→ WHAT IS BEING ASKED:
Count each line below that has the word "Time" in it, and give only the total.

→ AVAILABLE DATA:
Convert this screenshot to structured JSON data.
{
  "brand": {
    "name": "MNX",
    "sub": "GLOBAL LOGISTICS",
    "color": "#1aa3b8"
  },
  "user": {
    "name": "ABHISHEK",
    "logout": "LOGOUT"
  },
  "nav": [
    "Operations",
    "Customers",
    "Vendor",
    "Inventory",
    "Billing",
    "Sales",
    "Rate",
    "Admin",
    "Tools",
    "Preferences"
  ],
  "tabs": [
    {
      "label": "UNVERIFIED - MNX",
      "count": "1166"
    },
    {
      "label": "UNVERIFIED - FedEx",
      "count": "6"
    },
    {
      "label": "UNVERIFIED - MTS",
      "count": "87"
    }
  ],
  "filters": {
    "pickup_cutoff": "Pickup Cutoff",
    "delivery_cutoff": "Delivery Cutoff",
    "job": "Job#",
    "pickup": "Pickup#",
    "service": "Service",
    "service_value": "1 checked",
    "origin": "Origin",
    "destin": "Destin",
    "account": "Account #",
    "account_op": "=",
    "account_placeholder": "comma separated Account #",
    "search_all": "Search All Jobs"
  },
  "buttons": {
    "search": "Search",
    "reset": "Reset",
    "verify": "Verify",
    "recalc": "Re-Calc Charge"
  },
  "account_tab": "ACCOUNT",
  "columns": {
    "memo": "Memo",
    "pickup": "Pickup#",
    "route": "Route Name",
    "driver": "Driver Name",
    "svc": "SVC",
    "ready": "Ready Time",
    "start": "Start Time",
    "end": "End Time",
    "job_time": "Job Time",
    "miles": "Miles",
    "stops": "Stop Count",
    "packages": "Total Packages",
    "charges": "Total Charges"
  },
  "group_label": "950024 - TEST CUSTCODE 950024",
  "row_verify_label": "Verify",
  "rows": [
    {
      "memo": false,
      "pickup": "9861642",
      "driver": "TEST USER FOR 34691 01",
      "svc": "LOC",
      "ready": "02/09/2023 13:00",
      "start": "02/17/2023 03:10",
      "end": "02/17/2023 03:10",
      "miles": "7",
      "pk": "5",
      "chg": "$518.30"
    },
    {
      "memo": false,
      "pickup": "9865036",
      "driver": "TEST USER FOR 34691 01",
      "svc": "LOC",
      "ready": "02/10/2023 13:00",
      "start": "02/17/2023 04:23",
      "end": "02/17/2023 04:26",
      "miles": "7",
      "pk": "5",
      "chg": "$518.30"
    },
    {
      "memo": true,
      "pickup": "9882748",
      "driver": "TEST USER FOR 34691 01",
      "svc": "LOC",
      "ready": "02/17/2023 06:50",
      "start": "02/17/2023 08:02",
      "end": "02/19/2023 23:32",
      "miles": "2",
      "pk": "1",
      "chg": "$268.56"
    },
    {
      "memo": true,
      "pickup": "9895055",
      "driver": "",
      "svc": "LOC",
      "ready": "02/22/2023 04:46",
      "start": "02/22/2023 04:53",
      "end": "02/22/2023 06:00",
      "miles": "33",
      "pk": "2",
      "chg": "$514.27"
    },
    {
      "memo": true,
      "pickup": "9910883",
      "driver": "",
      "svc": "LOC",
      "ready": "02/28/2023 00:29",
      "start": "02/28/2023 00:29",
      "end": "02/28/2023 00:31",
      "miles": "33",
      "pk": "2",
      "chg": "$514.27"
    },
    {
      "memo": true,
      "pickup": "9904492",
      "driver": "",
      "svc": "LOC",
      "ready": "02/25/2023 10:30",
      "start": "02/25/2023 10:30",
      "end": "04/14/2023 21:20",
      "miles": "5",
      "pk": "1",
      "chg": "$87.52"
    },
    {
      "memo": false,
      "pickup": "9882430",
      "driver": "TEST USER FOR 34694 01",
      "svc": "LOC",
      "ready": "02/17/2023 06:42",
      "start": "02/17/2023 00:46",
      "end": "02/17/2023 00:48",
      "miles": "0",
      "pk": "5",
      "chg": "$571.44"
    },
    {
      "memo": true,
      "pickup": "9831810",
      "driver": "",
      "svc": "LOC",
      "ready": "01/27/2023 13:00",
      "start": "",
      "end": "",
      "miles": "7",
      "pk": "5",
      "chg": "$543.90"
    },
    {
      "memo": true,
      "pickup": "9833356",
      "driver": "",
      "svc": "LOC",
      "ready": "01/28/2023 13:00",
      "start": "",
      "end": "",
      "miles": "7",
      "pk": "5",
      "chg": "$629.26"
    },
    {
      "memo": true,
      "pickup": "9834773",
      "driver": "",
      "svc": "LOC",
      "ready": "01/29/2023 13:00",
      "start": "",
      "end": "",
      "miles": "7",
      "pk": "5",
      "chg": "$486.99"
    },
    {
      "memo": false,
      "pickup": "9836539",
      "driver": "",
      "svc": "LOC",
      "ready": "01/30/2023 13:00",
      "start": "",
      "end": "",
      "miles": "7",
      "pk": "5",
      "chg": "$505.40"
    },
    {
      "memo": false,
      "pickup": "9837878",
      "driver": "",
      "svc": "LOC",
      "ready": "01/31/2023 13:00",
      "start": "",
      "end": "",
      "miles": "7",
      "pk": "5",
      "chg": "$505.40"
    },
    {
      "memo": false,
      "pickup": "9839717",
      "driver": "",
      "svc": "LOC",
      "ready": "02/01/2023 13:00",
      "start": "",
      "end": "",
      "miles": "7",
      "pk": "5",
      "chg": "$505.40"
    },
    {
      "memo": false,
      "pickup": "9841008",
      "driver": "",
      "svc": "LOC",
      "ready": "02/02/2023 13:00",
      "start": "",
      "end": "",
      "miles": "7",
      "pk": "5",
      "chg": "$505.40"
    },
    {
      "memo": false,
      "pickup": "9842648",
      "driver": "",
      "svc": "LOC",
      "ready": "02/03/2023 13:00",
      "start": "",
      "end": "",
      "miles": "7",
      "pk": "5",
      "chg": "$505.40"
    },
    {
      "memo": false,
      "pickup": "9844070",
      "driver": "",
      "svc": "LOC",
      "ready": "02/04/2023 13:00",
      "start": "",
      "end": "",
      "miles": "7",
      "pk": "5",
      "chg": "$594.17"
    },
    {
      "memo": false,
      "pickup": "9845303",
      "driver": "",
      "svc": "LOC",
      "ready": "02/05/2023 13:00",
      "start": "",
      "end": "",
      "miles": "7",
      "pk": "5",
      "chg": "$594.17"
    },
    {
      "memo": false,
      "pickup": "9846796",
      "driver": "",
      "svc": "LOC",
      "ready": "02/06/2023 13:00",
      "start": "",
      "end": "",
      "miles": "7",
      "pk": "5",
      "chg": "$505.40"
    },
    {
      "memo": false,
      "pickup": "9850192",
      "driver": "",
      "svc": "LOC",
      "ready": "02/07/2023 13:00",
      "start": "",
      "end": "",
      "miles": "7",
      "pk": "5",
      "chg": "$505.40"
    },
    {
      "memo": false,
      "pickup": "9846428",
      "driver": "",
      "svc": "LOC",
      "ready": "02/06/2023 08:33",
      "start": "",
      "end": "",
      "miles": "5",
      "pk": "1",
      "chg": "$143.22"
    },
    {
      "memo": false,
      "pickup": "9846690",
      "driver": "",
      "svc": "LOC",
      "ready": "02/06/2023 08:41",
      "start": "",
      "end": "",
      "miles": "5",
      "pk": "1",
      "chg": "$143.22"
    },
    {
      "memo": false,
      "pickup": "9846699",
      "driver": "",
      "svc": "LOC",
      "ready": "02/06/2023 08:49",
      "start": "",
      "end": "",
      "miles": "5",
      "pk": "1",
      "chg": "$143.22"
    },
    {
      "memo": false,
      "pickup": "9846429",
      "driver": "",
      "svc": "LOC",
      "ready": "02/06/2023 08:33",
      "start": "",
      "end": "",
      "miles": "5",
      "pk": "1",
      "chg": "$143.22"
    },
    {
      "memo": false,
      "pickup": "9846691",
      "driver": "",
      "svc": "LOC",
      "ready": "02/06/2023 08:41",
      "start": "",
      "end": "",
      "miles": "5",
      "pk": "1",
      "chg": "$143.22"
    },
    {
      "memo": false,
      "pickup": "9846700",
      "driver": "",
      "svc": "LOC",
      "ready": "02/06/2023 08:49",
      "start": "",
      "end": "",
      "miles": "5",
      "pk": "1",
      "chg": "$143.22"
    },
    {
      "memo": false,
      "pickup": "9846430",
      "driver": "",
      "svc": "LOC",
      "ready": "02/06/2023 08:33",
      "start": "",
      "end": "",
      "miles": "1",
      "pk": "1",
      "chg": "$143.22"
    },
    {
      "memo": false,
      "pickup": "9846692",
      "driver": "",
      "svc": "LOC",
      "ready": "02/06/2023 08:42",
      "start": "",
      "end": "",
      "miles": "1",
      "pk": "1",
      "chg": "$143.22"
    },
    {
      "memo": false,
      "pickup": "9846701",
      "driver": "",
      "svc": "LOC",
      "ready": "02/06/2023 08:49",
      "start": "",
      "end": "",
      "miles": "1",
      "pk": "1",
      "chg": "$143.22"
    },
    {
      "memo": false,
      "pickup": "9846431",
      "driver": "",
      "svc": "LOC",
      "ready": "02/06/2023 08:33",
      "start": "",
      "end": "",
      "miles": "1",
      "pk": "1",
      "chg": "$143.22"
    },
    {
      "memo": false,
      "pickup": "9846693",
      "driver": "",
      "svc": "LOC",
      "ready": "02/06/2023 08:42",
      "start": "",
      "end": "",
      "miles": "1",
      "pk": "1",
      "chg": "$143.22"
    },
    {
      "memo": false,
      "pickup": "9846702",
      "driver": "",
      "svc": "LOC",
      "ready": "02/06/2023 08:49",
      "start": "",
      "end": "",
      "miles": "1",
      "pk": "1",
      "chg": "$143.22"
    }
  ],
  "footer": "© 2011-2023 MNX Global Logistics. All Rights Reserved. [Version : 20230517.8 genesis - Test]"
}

→ EXERCISE SOLUTION:
4